Look to the job description to determine which skills an employer values and begin with those. For instance, if a job advertisement says, “In need of a service-oriented entry level mechanic who is familiar with diagnostic software,” mention those skills in your resume. Remember, however, that you should only list the skills you have mastered. If you possess other trade-related skills that are not mentioned in the job description, do not hesitate to draw attention to those as well.
Because you are applying for an entry level position, you may seem disingenuous if you include dozens of different skills on your resume. Be realistic and honest about your capabilities and emphasize those. Keep the number of bullet points in your qualifications section to between six and eight, and those in your areas of proficiency section to about 12. Use this entry level mechanic resume sample as an example and stick to three to four bullet points for each area of expertise.
Because you are applying for an entry level position, keep your resume to a single page. If you have more than 10 years of experience in the same or similar field, you can get away with a slightly longer resume. Make sure it does not exceed two pages, however. Use the resume builder to create a customized resume with industry-specific text examples.
Every perfect Mechanic resume needs a perfect Mechanic cover letter to go with it! Learn how to build your own with My Perfect Cover Letter’s writing guide.Show Resume Text
123 Fake Street
City, State, Zip Code
Motivated Entry Level Facility Mechanic with technical knowledge and quality assurance mindset necessary to conquer unforeseen obstacles. Organized, detail-oriented, and efficient professional. Committed to safety and high performance and thrives in a fast-paced, challenging environment.

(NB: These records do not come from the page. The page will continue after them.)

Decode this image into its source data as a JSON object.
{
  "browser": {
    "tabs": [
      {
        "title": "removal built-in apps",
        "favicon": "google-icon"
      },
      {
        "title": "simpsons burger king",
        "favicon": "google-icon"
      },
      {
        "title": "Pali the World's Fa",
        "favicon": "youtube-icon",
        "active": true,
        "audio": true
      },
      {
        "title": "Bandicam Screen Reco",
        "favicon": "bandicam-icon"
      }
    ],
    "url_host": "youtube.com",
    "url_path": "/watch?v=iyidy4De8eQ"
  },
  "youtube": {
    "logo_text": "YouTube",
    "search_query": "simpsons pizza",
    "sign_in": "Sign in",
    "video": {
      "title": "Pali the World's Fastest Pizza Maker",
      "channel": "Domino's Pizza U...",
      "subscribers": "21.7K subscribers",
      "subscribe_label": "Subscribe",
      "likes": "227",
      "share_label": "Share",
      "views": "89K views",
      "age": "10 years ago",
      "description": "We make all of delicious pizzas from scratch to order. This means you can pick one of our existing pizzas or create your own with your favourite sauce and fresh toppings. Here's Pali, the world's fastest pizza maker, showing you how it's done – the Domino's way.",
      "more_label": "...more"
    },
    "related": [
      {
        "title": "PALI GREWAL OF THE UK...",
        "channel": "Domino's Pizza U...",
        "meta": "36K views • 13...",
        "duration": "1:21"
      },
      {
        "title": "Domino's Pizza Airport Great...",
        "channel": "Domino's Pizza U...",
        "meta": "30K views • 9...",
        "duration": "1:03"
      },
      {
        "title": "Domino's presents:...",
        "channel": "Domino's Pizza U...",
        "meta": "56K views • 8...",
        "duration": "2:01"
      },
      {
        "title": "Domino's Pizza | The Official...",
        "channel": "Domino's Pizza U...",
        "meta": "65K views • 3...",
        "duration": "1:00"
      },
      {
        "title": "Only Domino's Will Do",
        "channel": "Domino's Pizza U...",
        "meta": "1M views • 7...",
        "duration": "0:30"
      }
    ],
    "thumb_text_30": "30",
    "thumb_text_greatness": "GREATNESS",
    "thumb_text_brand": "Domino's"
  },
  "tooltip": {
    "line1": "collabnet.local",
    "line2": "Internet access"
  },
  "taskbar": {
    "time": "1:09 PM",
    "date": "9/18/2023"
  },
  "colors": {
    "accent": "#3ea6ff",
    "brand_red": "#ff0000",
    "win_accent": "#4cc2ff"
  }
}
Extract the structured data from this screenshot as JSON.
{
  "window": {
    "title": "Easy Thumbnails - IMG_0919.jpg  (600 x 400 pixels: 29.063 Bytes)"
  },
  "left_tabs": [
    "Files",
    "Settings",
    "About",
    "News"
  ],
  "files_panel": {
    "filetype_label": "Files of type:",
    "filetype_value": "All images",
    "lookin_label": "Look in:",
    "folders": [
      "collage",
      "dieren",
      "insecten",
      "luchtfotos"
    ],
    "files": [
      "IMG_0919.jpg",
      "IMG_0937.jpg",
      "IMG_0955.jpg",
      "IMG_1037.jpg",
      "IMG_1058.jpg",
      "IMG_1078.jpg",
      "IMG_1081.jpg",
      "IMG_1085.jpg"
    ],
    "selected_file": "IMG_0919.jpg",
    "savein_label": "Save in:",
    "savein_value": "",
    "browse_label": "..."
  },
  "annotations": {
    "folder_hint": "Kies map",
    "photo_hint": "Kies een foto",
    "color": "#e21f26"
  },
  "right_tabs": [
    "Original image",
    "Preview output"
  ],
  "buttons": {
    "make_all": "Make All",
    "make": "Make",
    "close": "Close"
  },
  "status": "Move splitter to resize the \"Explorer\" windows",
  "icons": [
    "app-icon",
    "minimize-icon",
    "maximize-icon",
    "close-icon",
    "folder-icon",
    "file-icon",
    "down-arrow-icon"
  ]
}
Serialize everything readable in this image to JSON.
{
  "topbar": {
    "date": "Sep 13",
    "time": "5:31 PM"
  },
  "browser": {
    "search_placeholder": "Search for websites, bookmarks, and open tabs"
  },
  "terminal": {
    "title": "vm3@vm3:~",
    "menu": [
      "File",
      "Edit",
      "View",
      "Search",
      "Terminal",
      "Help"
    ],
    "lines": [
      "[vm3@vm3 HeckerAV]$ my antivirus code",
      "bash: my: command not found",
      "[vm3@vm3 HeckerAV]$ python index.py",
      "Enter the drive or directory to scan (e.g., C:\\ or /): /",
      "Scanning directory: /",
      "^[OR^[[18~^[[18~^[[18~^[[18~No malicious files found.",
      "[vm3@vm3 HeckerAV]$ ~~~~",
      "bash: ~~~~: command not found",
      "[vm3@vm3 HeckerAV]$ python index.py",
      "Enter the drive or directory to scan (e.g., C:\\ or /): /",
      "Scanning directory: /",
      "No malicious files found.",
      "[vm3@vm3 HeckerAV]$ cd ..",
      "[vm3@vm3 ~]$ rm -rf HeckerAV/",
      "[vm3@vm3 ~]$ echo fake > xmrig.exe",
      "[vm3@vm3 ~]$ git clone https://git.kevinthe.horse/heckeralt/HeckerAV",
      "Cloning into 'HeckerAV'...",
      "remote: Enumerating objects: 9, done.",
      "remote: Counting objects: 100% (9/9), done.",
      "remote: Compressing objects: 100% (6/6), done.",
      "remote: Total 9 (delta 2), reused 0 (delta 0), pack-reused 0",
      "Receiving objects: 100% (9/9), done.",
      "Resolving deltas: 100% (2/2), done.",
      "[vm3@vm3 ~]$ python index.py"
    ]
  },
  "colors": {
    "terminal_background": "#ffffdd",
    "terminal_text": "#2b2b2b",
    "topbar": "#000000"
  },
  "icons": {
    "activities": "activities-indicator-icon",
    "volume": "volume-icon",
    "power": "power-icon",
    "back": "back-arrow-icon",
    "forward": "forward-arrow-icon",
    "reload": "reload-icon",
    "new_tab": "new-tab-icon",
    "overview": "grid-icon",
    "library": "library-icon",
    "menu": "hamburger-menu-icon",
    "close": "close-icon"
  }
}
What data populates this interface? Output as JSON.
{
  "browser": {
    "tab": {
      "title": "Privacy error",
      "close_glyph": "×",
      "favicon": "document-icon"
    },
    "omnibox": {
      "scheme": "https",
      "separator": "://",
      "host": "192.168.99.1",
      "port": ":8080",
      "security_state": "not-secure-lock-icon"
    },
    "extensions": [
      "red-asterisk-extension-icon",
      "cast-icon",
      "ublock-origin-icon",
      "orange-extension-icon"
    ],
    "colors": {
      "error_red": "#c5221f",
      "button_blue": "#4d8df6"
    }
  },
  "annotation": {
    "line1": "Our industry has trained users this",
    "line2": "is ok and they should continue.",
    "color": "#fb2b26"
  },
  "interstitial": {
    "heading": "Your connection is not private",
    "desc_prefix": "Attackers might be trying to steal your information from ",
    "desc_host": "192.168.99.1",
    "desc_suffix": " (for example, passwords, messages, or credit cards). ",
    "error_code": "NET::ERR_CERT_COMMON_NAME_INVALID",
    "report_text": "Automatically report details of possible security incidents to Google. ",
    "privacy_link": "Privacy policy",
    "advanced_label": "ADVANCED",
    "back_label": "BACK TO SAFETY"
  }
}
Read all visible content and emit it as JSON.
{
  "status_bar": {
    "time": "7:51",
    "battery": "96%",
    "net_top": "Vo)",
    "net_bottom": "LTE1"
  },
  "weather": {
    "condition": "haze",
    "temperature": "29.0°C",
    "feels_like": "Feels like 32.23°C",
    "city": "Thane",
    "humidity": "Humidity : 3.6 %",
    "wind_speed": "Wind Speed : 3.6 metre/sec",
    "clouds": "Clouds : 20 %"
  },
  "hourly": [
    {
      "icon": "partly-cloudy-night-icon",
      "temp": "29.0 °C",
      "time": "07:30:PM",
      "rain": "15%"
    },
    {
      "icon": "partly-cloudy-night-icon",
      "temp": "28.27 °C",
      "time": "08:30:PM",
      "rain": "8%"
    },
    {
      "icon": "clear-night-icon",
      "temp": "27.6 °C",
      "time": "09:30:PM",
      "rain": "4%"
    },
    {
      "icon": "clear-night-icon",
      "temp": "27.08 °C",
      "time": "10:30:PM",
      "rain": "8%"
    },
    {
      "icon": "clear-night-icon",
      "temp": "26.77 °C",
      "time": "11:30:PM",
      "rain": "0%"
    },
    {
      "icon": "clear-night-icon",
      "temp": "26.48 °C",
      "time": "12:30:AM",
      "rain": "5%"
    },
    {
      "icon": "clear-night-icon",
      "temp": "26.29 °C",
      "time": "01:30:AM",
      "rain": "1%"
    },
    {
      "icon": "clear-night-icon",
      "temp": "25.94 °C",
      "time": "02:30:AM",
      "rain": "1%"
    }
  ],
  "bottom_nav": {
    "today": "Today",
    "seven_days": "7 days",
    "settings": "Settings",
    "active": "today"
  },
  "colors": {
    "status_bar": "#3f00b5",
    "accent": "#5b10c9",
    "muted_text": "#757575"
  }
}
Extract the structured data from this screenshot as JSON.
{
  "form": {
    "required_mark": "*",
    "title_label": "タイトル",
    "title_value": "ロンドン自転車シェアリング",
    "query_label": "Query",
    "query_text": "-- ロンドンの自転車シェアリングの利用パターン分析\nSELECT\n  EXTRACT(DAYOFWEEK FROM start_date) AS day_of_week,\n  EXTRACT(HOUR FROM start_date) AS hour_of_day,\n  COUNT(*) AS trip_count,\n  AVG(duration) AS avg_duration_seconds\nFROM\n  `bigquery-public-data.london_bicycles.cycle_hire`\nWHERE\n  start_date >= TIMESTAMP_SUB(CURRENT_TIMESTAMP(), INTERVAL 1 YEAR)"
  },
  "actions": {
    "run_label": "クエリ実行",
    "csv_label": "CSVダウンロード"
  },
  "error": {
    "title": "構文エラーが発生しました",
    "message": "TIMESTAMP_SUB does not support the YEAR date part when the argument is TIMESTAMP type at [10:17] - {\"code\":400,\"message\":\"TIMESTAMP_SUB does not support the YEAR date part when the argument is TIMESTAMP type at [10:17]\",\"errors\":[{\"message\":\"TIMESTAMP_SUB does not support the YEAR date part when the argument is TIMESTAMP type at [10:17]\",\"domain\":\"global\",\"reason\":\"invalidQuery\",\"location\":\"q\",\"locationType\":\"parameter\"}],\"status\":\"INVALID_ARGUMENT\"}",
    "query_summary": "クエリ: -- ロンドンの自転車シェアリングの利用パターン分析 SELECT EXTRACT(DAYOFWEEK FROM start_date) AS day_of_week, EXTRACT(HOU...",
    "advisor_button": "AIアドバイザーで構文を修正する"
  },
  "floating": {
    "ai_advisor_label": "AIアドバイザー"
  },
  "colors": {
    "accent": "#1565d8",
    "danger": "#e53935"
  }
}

Customer service experience
Familiar with all building systems
Equipment operation and repair
Dedicated and loyal
Creative problem solver
Friendly people person
Proactive and resourceful
Areas of Expertise
Break down and repair engines and other machinery.
Fabricate parts and piping to complete installations and repairs.
Install appliances and machinery according to specifications.
Schedule and conduct maintenance to keep machinery operating in peak condition.
Analytical and Organizational Skills
Effectively maintain and update records.
Study diagrams and schematics to understand machinery operations.
Inspect and test malfunctioning equipment to troubleshoot and diagnose issues.
Earned recognitions for exceeding performance quotas five times.
Awarded Employee of the Month twice.
Surpassed sales goals for six months straight, improving company bottom line.
Reduced thefts by 15% by suggesting entry/exit policy change for employees.
September 2011 to Current
Company Name City, State
March 2007 to August 2011
Company Name City, State
Office Technical Support
June 2005 to February 2007
Company Name City, State
2017 University of California City, State
Bachelor of Science Mechanical Engineering